Your goal
All of the data goes into your copy exactly as written. Images do not.

─── The input ───

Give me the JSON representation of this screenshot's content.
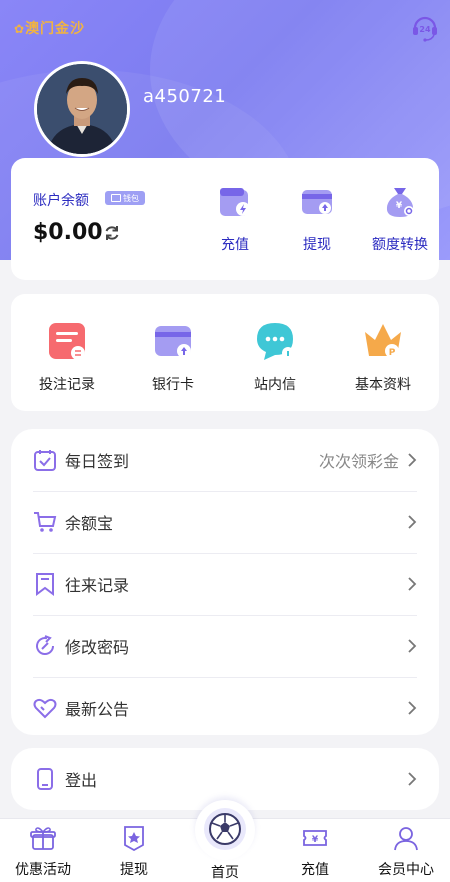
{
  "header": {
    "logo_text": "澳门金沙",
    "username": "a450721"
  },
  "balance": {
    "label": "账户余额",
    "tag": "钱包",
    "amount": "$0.00",
    "actions": [
      {
        "label": "充值",
        "icon": "wallet-lightning-icon"
      },
      {
        "label": "提现",
        "icon": "card-withdraw-icon"
      },
      {
        "label": "额度转换",
        "icon": "money-bag-icon"
      }
    ]
  },
  "quick": [
    {
      "label": "投注记录",
      "icon": "bet-record-icon"
    },
    {
      "label": "银行卡",
      "icon": "bank-card-icon"
    },
    {
      "label": "站内信",
      "icon": "message-icon"
    },
    {
      "label": "基本资料",
      "icon": "crown-icon"
    }
  ],
  "menu": [
    {
      "label": "每日签到",
      "extra": "次次领彩金",
      "icon": "calendar-check-icon"
    },
    {
      "label": "余额宝",
      "extra": "",
      "icon": "cart-icon"
    },
    {
      "label": "往来记录",
      "extra": "",
      "icon": "bookmark-icon"
    },
    {
      "label": "修改密码",
      "extra": "",
      "icon": "refresh-arrow-icon"
    },
    {
      "label": "最新公告",
      "extra": "",
      "icon": "heart-icon"
    }
  ],
  "logout": {
    "label": "登出"
  },
  "tabs": [
    {
      "label": "优惠活动",
      "icon": "gift-icon"
    },
    {
      "label": "提现",
      "icon": "badge-star-icon"
    },
    {
      "label": "首页",
      "icon": "soccer-ball-icon"
    },
    {
      "label": "充值",
      "icon": "yen-ticket-icon"
    },
    {
      "label": "会员中心",
      "icon": "user-icon"
    }
  ],
  "colors": {
    "accent": "#7b7bf0",
    "label_blue": "#2b2bc0",
    "icon_purple": "#8b6ee8"
  }
}
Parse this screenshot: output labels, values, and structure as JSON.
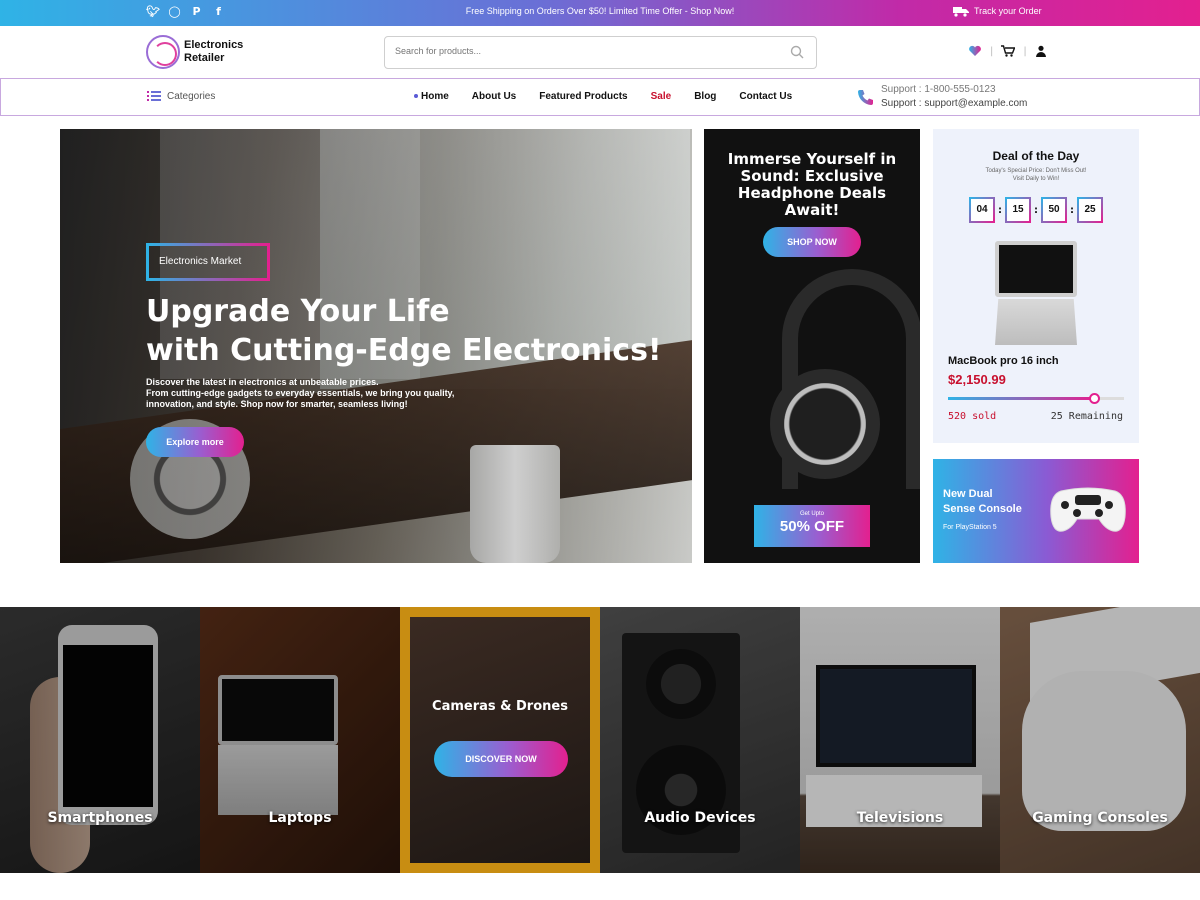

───

Reply
Give me the JSON representation of this screenshot's content.
{
  "header": {
    "logo_text": "澳门金沙",
    "username": "a450721"
  },
  "balance": {
    "label": "账户余额",
    "tag": "钱包",
    "amount": "$0.00",
    "actions": [
      {
        "label": "充值",
        "icon": "wallet-lightning-icon"
      },
      {
        "label": "提现",
        "icon": "card-withdraw-icon"
      },
      {
        "label": "额度转换",
        "icon": "money-bag-icon"
      }
    ]
  },
  "quick": [
    {
      "label": "投注记录",
      "icon": "bet-record-icon"
    },
    {
      "label": "银行卡",
      "icon": "bank-card-icon"
    },
    {
      "label": "站内信",
      "icon": "message-icon"
    },
    {
      "label": "基本资料",
      "icon": "crown-icon"
    }
  ],
  "menu": [
    {
      "label": "每日签到",
      "extra": "次次领彩金",
      "icon": "calendar-check-icon"
    },
    {
      "label": "余额宝",
      "extra": "",
      "icon": "cart-icon"
    },
    {
      "label": "往来记录",
      "extra": "",
      "icon": "bookmark-icon"
    },
    {
      "label": "修改密码",
      "extra": "",
      "icon": "refresh-arrow-icon"
    },
    {
      "label": "最新公告",
      "extra": "",
      "icon": "heart-icon"
    }
  ],
  "logout": {
    "label": "登出"
  },
  "tabs": [
    {
      "label": "优惠活动",
      "icon": "gift-icon"
    },
    {
      "label": "提现",
      "icon": "badge-star-icon"
    },
    {
      "label": "首页",
      "icon": "soccer-ball-icon"
    },
    {
      "label": "充值",
      "icon": "yen-ticket-icon"
    },
    {
      "label": "会员中心",
      "icon": "user-icon"
    }
  ],
  "colors": {
    "accent": "#7b7bf0",
    "label_blue": "#2b2bc0",
    "icon_purple": "#8b6ee8"
  }
}
Parse this screenshot: output labels, values, and structure as JSON.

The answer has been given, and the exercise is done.